What we know as transcreation is a portmanteau of ‘translation’ and ‘creation’. It is a concept of translation studies that is not only a fusion of two words, but also the fusion of concepts, translating and copywriting. While translation requires the translator to adapt to the structure, style, and tone of the source text, transcreation explores the creativity of translation. This does not mean that translation is not creative. In fact, the inherent change of sentence structure, expressions, synonyms when a document is translated is also creative, except when a word for word translation is expected, which is rarely the case. Unlike Translation, translator beyond transposing the source text in the target language, they can tweak and creatively add details to reach a target audience.
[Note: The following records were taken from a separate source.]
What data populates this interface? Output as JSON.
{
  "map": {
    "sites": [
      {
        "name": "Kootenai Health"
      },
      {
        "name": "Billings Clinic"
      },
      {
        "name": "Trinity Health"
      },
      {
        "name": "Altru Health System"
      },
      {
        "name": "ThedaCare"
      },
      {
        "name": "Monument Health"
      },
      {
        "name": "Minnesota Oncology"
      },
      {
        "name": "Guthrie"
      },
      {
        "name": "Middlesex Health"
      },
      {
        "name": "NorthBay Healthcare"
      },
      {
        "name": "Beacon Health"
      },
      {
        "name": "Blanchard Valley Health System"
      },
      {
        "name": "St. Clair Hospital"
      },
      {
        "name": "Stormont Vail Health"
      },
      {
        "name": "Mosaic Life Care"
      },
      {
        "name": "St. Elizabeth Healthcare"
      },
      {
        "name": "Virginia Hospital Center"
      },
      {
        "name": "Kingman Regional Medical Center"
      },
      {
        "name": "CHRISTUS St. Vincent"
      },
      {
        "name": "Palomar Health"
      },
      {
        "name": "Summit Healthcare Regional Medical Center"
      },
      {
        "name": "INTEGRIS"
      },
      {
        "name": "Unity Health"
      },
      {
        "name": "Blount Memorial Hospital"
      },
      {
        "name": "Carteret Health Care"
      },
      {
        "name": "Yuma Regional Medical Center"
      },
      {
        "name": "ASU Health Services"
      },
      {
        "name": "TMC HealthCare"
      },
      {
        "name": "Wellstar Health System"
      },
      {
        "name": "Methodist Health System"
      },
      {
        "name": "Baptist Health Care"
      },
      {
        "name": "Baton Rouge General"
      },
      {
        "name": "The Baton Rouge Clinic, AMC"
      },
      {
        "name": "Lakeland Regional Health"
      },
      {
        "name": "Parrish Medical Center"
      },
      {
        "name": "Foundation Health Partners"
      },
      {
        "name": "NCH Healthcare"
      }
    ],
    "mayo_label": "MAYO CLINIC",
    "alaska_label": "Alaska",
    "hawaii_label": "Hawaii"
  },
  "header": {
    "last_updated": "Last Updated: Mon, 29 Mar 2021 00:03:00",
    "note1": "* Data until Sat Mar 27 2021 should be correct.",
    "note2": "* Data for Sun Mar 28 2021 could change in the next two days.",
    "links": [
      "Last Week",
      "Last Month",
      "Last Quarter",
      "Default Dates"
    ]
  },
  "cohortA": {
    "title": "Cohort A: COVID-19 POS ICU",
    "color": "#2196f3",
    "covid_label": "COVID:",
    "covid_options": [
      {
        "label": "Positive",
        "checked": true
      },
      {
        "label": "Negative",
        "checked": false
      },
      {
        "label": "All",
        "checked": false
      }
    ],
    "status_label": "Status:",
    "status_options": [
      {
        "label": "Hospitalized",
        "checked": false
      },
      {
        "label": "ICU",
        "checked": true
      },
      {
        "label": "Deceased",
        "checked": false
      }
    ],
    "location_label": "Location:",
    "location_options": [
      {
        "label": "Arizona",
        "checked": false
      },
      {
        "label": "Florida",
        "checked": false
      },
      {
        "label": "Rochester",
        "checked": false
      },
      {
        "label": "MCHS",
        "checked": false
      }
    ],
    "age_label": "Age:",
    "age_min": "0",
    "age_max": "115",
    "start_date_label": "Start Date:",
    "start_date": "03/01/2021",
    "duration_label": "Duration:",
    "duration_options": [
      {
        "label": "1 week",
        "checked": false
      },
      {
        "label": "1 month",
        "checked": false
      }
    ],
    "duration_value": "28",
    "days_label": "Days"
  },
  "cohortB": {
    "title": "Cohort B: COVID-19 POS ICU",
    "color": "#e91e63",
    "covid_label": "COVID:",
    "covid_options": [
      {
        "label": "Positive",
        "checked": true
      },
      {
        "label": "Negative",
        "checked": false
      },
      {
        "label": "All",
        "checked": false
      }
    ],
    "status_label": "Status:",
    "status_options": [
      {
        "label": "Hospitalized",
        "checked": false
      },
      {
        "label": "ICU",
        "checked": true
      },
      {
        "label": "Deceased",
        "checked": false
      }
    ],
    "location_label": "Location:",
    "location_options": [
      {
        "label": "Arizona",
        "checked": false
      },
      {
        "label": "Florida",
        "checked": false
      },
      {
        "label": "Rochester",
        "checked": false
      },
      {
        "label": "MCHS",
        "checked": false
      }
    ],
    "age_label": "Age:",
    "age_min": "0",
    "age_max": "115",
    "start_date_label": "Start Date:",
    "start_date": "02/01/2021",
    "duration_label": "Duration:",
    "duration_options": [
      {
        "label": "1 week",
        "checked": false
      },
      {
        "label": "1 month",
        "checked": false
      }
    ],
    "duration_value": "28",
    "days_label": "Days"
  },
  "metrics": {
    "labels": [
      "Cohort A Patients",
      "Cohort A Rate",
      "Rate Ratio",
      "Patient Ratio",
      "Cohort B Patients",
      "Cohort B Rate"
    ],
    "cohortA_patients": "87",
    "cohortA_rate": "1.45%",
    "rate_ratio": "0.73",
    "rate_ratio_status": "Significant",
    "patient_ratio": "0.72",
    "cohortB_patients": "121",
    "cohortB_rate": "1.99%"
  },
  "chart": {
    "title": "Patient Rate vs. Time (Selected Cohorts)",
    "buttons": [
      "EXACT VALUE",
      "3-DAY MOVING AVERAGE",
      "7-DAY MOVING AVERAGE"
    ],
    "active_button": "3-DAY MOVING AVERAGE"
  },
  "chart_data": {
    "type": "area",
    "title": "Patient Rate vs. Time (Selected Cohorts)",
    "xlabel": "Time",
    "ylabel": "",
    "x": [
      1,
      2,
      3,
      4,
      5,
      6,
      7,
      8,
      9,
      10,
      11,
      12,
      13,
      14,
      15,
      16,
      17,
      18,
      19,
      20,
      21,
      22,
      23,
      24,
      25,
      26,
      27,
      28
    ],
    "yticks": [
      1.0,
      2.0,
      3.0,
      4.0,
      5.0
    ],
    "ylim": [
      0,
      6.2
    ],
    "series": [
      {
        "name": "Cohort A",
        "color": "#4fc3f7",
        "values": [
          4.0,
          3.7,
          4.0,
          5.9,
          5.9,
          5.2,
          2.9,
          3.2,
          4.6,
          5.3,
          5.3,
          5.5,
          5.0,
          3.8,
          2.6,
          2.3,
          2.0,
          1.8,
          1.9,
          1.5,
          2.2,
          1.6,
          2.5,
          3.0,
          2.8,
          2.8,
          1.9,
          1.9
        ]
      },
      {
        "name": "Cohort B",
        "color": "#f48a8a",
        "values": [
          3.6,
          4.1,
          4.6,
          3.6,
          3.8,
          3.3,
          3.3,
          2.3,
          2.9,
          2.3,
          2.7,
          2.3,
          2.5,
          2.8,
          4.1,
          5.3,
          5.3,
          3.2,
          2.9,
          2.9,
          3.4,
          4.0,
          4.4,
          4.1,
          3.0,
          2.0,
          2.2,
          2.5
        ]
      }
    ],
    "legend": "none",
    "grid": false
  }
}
That does not mean that the translator is given total freedom to create as they go, they have a source text which serves a reference for style, tone, intention, and context.
Certain texts need transcreation, especially in Marketing and advertising. International marketing is one of the fields that paved the way for transcreation, the need to adapt to a market with a different cultural context. Transcreation is strategic and its aim is to sell to a different culture using the same idea, engagement, mechanisms etc. It involves the introduction of new meaning and contexts that adapts to the target culture. Used mostly in advertising, video games, blog articles, slogans, branding, and mobile apps, it goes beyond translation to make the original message worthy of appreciation by an intended audience in different language. A very practical example is adapting slogans to different cultures; the fact that a slogan is understood and appreciated in a culture does not mean that would be the case in another. Transcreation helps avoid cultural blunders, which can be harmful to a communication campaign.
Though transcreation has become quite popular today in the relevant field, it is not totally independent of translation, it is as the name implies, creative translation. As valuable as transcreation is in advertising and marketing, the same cannot be said for certain types of translation, e.g. technical translation, where the translator can neither stray from the original text nor add changes to the text. Technical texts remain as they are in every language. Other types of translation like literary translation require a little bit creativity, but probably not as bold as in transcreation for marketing.
Professionally, a translator does not automatically make a transcreator , and a copywriter does not necessarily make a translator. Both require education, experience, and skills in their respective fields. However, a translator may also possess copywriting skills, and a copywriter may possess the same linguistic skills as the translator. Both need an extensive knowledge of the source and target languages. Though a transcreator needs the brainpower to research and analyse the target market from a cultural and business perspective. Therefore, it is important for clients to clearly understand and specify the services they need when they have a content to translate. Who is it intended for? Would they like to have the same style and emotional resonance in the target language?